#### Task description:
The expected output is every entry, copied exactly.

#### Interface dataset entries:
┄┄┄┄┄┄┄┄┄┄┄┄┄┄┄┄┄┄┄┄
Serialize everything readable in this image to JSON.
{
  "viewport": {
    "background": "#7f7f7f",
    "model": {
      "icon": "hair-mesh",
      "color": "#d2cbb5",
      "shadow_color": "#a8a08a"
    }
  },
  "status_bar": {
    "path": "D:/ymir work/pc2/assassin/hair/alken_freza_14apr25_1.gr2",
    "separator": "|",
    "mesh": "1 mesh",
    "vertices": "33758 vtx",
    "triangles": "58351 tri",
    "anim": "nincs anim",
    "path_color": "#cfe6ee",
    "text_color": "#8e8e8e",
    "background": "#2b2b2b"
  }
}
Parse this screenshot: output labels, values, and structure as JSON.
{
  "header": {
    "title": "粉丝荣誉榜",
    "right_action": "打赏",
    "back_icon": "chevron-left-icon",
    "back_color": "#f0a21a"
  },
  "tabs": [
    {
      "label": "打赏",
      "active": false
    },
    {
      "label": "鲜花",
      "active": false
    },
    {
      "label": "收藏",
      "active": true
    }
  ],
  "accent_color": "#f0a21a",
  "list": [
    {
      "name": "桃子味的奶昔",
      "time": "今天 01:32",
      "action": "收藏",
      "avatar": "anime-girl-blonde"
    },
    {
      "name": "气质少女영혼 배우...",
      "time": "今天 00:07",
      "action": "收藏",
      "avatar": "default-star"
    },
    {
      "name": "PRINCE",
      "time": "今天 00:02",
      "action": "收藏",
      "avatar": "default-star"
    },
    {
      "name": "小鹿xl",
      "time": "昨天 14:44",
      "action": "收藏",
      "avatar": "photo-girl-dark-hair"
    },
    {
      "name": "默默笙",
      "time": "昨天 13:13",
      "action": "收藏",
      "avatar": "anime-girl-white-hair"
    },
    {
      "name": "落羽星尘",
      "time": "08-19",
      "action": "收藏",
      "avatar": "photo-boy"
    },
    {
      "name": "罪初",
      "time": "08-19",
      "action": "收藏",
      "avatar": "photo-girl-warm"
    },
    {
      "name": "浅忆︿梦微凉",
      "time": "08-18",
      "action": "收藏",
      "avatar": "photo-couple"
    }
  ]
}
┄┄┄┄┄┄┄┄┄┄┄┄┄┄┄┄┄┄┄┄
#### Response:
Serialize everything readable in this image to JSON.
{
  "viewport": {
    "background": "#7f7f7f",
    "model": {
      "icon": "hair-mesh",
      "color": "#d2cbb5",
      "shadow_color": "#a8a08a"
    }
  },
  "status_bar": {
    "path": "D:/ymir work/pc2/assassin/hair/alken_freza_14apr25_1.gr2",
    "separator": "|",
    "mesh": "1 mesh",
    "vertices": "33758 vtx",
    "triangles": "58351 tri",
    "anim": "nincs anim",
    "path_color": "#cfe6ee",
    "text_color": "#8e8e8e",
    "background": "#2b2b2b"
  }
}
Parse this screenshot: output labels, values, and structure as JSON.
{
  "header": {
    "title": "粉丝荣誉榜",
    "right_action": "打赏",
    "back_icon": "chevron-left-icon",
    "back_color": "#f0a21a"
  },
  "tabs": [
    {
      "label": "打赏",
      "active": false
    },
    {
      "label": "鲜花",
      "active": false
    },
    {
      "label": "收藏",
      "active": true
    }
  ],
  "accent_color": "#f0a21a",
  "list": [
    {
      "name": "桃子味的奶昔",
      "time": "今天 01:32",
      "action": "收藏",
      "avatar": "anime-girl-blonde"
    },
    {
      "name": "气质少女영혼 배우...",
      "time": "今天 00:07",
      "action": "收藏",
      "avatar": "default-star"
    },
    {
      "name": "PRINCE",
      "time": "今天 00:02",
      "action": "收藏",
      "avatar": "default-star"
    },
    {
      "name": "小鹿xl",
      "time": "昨天 14:44",
      "action": "收藏",
      "avatar": "photo-girl-dark-hair"
    },
    {
      "name": "默默笙",
      "time": "昨天 13:13",
      "action": "收藏",
      "avatar": "anime-girl-white-hair"
    },
    {
      "name": "落羽星尘",
      "time": "08-19",
      "action": "收藏",
      "avatar": "photo-boy"
    },
    {
      "name": "罪初",
      "time": "08-19",
      "action": "收藏",
      "avatar": "photo-girl-warm"
    },
    {
      "name": "浅忆︿梦微凉",
      "time": "08-18",
      "action": "收藏",
      "avatar": "photo-couple"
    }
  ]
}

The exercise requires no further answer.